>>>

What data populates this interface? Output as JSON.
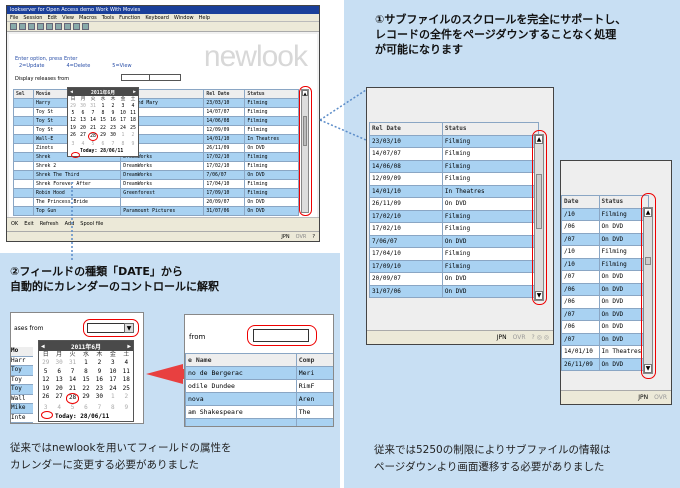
{
  "main_window": {
    "title": "lookserver for Open Access demo Work With Movies",
    "menu": [
      "File",
      "Session",
      "Edit",
      "View",
      "Macros",
      "Tools",
      "Function",
      "Keyboard",
      "Window",
      "Help"
    ],
    "brand": "newlook",
    "options_label": "Enter option, press Enter",
    "options": [
      "2=Update",
      "4=Delete",
      "5=View"
    ],
    "display_label": "Display releases from",
    "columns": [
      "Sel",
      "Movie",
      "",
      "Rel Date",
      "Status"
    ],
    "rows": [
      [
        "",
        "Harry",
        "ng, and Mary",
        "23/03/10",
        "Filming"
      ],
      [
        "",
        "Toy St",
        "Pixar",
        "14/07/07",
        "Filming"
      ],
      [
        "",
        "Toy St",
        "Pixar",
        "14/06/08",
        "Filming"
      ],
      [
        "",
        "Toy St",
        "Pixar",
        "12/09/09",
        "Filming"
      ],
      [
        "",
        "Wall-E",
        "Pixar",
        "14/01/10",
        "In Theatres"
      ],
      [
        "",
        "Zinots",
        "Pixar",
        "26/11/09",
        "On DVD"
      ],
      [
        "",
        "Shrek",
        "DreamWorks",
        "17/02/10",
        "Filming"
      ],
      [
        "",
        "Shrek 2",
        "DreamWorks",
        "17/02/10",
        "Filming"
      ],
      [
        "",
        "Shrek The Third",
        "DreamWorks",
        "7/06/07",
        "On DVD"
      ],
      [
        "",
        "Shrek Forever After",
        "DreamWorks",
        "17/04/10",
        "Filming"
      ],
      [
        "",
        "Robin Hood",
        "Greenforest",
        "17/09/10",
        "Filming"
      ],
      [
        "",
        "The Princess Bride",
        "",
        "20/09/07",
        "On DVD"
      ],
      [
        "",
        "Top Gun",
        "Paramount Pictures",
        "31/07/06",
        "On DVD"
      ]
    ],
    "bottom_buttons": [
      "OK",
      "Exit",
      "Refresh",
      "Add",
      "Spool file"
    ],
    "status": [
      "JPN",
      "OVR",
      "?"
    ]
  },
  "calendar": {
    "month": "2011年6月",
    "weekdays": [
      "日",
      "月",
      "火",
      "水",
      "木",
      "金",
      "土"
    ],
    "days": [
      "29",
      "30",
      "31",
      "1",
      "2",
      "3",
      "4",
      "5",
      "6",
      "7",
      "8",
      "9",
      "10",
      "11",
      "12",
      "13",
      "14",
      "15",
      "16",
      "17",
      "18",
      "19",
      "20",
      "21",
      "22",
      "23",
      "24",
      "25",
      "26",
      "27",
      "28",
      "29",
      "30",
      "1",
      "2",
      "3",
      "4",
      "5",
      "6",
      "7",
      "8",
      "9"
    ],
    "today_label": "Today: 28/06/11",
    "selected": "28"
  },
  "annotation1": {
    "title": "①サブファイルのスクロールを完全にサポートし、\nレコードの全件をページダウンすることなく処理\nが可能になります",
    "note": "従来では5250の制限によりサブファイルの情報は\nページダウンより画面遷移する必要がありました"
  },
  "annotation2": {
    "title": "②フィールドの種類「DATE」から\n自動的にカレンダーのコントロールに解釈",
    "note": "従来ではnewlookを用いてフィールドの属性を\nカレンダーに変更する必要がありました"
  },
  "zoom_subfile": {
    "columns": [
      "Rel Date",
      "Status"
    ],
    "rows": [
      [
        "23/03/10",
        "Filming"
      ],
      [
        "14/07/07",
        "Filming"
      ],
      [
        "14/06/08",
        "Filming"
      ],
      [
        "12/09/09",
        "Filming"
      ],
      [
        "14/01/10",
        "In Theatres"
      ],
      [
        "26/11/09",
        "On DVD"
      ],
      [
        "17/02/10",
        "Filming"
      ],
      [
        "17/02/10",
        "Filming"
      ],
      [
        "7/06/07",
        "On DVD"
      ],
      [
        "17/04/10",
        "Filming"
      ],
      [
        "17/09/10",
        "Filming"
      ],
      [
        "20/09/07",
        "On DVD"
      ],
      [
        "31/07/06",
        "On DVD"
      ]
    ],
    "status": [
      "JPN",
      "OVR"
    ]
  },
  "zoom_subfile2": {
    "columns": [
      "Date",
      "Status"
    ],
    "rows": [
      [
        "/10",
        "Filming"
      ],
      [
        "/06",
        "On DVD"
      ],
      [
        "/07",
        "On DVD"
      ],
      [
        "/10",
        "Filming"
      ],
      [
        "/10",
        "Filming"
      ],
      [
        "/07",
        "On DVD"
      ],
      [
        "/06",
        "On DVD"
      ],
      [
        "/06",
        "On DVD"
      ],
      [
        "/07",
        "On DVD"
      ],
      [
        "/06",
        "On DVD"
      ],
      [
        "/07",
        "On DVD"
      ],
      [
        "14/01/10",
        "In Theatres"
      ],
      [
        "26/11/09",
        "On DVD"
      ]
    ],
    "status": [
      "JPN",
      "OVR"
    ]
  },
  "old_approach": {
    "from_label": "from",
    "columns": [
      "e Name",
      "Comp"
    ],
    "rows": [
      [
        "no de Bergerac",
        "Meri"
      ],
      [
        "odile Dundee",
        "RimF"
      ],
      [
        "nova",
        "Aren"
      ],
      [
        "am Shakespeare",
        "The"
      ],
      [
        "",
        ""
      ]
    ]
  },
  "cal_field_zoom": {
    "label": "ases from",
    "side_rows": [
      "Mo",
      "Harr",
      "Toy",
      "Toy",
      "Toy",
      "Wall",
      "Mike",
      "Inte"
    ]
  },
  "colors": {
    "accent": "#a9d2f2",
    "panel": "#c8dff3",
    "highlight": "#e00000",
    "arrow": "#e84040"
  }
}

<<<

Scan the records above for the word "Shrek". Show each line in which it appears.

### RESULT
        "Shrek",
        "Shrek 2",
        "Shrek The Third",
        "Shrek Forever After",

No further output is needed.